Former Black College football standouts Walter Payton and Jerry Rice and coaches Eddie Robinson and Jake Gaither are among the 11-member inaugural induction class of the Black College Football Hall of Fame.
The Black College Hall of Fame, established last year by former quarterbacks James Harris and Doug Williams to honor the greatest players and coaches from historically black colleges and universities (HBCUs), will honor the inaugural class at its first enshirement ceremony Feb. 20 in Atlanta. The class of eight players, two coaches and one contributor was selected from a field of 260 nominees and 35 finalists.
Payton played at Jackson State from 1971-74 and later finished his pro career as the NFL’s all-time leading rusher. Payton is already a member of the College and Pro Football Halls of Fame.
Rice had an All-American career at Mississippi Valley State and went on to set several receiving records in the NFL. Rice is also a member of the College Football Hall of Fame and a finalist for this year’s Pro Football induction class.
Robinson spent 56 years as the coach at Grambling State University, winning 405 games and nine Black College championships while sending more than 80 players to the NFL and AFL. The award presented annually to the top coach in the Football Championship Subdivision (formerly Division I-AA) is named in his honor.
Gaither won 203 games and six Black College titles during his 25 seasons at Florida A&M. Gaither was famous for saying he wanted his players ‘agile, mobile and hostile.’
Other members of the induction class include:
Buck Buchanan - three-time Black College All-American defensive end at Grambling State, first player selected in the 1963 NFL draft, member of the College and Pro Football Halls of Fame.
Willie Galimore – three-time Black College All-American running back at Florida A&M in the 1950’s, played seven seasons in the NFL.
Deacon Jones - Dominant defensive end while playing for S.C. State and Mississippi Valley from 1958-60, developed into a Hall of Famer during his 14 seasons in the NFL.
Willie Lanier - A two-time All-America linebacker at Morgan State in the 1960s, Lanier went on to play 11 seasons in the NFL and is a member of the College and Pro Football Halls of Fame.
Ben Stevenson - Earned All-America honors while starring at Tuskegee University in the 1920s.
Tank Younger - All-American running back/linebacker at Grambling State in the 1940s, first HBCU player to play in the NFL and later became the league’s first black front-office executive.
Bill Nunn, Jr. (contributor) – As a former sports writer and managing editor of the Pittsburgh Courier, the driving force behind the paper’s Black College All-America team. Long-time NFL scout with the Pittsburgh Steelers.

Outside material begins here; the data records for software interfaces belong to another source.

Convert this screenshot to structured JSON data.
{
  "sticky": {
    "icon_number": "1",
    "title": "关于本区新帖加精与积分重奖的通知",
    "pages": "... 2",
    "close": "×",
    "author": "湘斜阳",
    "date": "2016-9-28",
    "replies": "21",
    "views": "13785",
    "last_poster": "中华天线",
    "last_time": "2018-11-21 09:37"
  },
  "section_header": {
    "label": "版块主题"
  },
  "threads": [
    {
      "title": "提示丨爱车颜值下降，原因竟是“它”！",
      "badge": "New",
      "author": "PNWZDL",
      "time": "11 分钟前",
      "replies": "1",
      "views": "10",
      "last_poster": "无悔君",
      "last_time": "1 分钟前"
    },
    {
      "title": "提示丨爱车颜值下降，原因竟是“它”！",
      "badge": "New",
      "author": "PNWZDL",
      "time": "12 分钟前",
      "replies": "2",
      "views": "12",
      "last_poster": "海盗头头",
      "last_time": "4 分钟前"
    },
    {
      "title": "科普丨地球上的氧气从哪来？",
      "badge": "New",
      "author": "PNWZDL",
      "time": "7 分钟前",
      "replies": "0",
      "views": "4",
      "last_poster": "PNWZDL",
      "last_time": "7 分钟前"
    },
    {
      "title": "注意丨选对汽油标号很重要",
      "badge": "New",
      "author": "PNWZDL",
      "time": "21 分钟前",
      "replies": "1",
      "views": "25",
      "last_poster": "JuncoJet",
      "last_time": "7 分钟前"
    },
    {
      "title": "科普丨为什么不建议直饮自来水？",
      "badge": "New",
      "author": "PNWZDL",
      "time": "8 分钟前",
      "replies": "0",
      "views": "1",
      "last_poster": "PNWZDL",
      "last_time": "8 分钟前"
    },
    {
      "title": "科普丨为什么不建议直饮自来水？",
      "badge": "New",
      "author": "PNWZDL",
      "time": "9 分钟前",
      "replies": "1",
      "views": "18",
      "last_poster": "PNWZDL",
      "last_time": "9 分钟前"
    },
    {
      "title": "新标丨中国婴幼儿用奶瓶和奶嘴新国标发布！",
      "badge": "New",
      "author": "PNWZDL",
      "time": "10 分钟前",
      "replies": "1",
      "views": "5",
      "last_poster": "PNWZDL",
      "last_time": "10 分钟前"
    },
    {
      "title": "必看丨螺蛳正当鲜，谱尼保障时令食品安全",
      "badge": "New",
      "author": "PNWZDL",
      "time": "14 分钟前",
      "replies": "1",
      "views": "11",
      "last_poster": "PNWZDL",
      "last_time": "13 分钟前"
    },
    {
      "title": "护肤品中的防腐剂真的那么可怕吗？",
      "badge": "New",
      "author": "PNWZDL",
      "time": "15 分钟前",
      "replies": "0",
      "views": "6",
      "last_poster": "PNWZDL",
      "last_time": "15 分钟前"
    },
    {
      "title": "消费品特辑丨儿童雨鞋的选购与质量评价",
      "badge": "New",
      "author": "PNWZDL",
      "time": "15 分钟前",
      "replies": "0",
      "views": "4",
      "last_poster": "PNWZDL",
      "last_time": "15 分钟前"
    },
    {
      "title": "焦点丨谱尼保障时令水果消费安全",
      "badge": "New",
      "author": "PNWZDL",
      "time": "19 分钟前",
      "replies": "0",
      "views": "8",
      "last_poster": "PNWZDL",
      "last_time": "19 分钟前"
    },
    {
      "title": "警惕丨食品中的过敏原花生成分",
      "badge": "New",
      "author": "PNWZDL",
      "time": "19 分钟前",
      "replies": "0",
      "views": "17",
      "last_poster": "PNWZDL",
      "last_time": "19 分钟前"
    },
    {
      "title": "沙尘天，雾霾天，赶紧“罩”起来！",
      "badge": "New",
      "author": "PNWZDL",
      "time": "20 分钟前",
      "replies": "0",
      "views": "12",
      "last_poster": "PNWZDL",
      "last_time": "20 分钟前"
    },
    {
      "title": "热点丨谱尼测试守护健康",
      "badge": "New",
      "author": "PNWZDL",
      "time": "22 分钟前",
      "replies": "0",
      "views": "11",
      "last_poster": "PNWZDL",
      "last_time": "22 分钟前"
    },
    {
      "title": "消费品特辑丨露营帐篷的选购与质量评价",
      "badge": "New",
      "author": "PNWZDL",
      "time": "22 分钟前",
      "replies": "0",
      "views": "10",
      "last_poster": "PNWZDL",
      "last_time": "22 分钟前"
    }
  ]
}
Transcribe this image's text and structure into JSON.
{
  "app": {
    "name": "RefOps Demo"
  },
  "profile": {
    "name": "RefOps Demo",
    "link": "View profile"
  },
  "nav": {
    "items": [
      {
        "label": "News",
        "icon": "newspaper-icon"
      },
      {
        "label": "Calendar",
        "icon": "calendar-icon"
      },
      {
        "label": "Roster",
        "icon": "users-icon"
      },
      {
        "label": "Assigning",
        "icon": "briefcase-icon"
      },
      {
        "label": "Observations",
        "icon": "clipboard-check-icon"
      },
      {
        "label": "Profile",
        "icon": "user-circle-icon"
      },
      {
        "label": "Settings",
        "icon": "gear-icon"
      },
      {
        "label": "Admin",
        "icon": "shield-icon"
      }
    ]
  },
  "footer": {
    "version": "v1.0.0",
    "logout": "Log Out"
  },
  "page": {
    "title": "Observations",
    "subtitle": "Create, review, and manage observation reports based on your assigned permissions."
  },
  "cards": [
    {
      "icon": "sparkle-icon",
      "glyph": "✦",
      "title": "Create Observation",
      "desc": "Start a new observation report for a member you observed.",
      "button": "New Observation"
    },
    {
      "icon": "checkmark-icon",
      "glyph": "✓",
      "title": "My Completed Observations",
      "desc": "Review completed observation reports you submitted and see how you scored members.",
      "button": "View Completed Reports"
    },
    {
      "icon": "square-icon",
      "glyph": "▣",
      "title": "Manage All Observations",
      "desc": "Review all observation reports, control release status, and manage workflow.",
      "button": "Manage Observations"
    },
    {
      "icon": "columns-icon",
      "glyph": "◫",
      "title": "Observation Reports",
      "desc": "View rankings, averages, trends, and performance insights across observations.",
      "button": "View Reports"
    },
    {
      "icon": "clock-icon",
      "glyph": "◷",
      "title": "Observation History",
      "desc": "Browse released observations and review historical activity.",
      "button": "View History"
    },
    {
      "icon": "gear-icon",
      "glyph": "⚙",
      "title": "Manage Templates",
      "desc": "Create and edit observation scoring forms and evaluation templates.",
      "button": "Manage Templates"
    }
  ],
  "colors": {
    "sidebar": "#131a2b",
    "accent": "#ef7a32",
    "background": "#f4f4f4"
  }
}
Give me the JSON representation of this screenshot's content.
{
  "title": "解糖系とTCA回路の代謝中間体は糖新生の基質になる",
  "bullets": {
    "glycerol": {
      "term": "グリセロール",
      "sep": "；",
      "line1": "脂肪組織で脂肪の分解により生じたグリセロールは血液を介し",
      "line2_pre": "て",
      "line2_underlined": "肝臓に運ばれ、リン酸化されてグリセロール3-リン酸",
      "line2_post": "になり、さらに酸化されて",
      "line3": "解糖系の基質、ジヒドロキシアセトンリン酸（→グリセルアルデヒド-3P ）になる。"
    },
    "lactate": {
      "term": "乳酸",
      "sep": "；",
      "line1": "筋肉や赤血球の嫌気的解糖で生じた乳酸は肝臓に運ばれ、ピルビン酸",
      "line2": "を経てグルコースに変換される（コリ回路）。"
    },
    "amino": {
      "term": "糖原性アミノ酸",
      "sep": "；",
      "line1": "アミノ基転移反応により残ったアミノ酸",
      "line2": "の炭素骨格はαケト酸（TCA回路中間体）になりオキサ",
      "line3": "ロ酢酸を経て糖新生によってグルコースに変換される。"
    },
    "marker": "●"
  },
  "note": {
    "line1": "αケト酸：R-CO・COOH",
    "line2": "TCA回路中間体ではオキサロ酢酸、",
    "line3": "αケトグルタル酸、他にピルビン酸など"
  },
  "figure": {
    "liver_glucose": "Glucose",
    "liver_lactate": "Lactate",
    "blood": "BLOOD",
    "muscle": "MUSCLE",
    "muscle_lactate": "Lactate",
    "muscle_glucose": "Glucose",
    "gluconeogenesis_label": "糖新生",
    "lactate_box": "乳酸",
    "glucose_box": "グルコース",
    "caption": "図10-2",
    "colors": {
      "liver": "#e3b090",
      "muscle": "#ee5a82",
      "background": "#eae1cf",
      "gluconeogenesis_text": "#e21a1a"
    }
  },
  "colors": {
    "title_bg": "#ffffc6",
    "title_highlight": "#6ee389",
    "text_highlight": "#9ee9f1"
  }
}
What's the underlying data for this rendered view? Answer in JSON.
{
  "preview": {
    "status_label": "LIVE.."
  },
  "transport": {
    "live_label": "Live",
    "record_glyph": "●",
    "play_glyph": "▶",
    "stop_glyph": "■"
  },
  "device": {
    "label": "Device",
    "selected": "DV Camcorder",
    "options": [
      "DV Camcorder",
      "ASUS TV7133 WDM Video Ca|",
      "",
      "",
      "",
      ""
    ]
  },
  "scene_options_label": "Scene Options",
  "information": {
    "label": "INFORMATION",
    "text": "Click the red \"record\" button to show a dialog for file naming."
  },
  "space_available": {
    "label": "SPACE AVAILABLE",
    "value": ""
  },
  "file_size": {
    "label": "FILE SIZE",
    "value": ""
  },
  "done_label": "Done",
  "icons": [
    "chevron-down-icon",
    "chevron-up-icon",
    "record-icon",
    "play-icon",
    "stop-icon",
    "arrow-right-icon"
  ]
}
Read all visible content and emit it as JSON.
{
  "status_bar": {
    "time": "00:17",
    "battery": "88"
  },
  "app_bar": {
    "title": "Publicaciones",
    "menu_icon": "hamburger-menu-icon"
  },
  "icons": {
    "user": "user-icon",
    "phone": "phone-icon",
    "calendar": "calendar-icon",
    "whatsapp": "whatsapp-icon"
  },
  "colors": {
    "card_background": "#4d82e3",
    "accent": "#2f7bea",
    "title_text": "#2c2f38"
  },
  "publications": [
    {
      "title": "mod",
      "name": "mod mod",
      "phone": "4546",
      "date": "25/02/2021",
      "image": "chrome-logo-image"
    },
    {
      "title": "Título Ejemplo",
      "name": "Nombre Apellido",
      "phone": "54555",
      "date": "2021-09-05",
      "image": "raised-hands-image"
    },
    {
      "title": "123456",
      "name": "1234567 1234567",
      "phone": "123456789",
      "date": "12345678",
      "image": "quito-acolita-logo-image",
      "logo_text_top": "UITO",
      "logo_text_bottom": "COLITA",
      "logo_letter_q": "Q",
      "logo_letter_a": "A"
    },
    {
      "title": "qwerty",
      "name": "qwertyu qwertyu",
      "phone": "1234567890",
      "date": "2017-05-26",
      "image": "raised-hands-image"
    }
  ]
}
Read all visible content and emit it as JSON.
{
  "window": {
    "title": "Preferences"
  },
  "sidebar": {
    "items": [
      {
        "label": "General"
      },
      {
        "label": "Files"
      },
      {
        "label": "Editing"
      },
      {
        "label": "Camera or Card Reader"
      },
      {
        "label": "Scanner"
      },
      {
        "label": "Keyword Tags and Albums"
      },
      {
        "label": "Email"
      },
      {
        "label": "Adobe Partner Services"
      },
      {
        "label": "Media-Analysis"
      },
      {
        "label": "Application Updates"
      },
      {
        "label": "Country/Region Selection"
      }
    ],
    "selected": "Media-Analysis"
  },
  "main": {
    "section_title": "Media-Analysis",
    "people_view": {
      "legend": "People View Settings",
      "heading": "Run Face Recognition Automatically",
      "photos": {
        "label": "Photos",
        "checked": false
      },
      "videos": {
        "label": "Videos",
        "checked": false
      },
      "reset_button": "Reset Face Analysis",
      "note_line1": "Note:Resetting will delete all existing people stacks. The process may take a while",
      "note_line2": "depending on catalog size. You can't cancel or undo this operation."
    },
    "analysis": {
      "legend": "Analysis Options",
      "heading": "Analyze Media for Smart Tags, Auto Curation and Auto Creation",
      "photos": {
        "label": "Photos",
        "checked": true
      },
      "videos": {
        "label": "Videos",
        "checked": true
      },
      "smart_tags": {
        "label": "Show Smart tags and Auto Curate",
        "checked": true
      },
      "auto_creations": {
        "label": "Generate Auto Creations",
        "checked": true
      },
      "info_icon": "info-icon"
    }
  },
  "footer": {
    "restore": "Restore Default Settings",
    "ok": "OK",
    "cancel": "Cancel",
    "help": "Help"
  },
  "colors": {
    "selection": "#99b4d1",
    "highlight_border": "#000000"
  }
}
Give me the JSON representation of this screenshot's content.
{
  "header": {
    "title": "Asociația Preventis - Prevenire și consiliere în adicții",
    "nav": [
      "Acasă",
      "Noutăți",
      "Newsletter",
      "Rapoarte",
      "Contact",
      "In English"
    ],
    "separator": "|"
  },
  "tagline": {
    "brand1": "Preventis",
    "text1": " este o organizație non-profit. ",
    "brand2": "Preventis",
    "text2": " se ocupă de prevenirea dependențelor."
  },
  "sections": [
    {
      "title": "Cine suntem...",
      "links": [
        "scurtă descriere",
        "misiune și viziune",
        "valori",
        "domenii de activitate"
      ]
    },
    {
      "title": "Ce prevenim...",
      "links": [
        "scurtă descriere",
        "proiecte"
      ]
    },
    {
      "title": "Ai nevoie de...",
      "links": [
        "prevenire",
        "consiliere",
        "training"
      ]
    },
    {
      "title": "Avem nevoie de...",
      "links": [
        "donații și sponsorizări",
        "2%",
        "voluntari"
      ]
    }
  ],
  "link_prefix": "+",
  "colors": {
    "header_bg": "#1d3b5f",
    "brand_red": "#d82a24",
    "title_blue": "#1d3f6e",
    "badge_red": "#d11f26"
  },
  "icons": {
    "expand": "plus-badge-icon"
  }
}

For more information on the Black College Football Hall of Fame, visit the organization’s website by clicking here.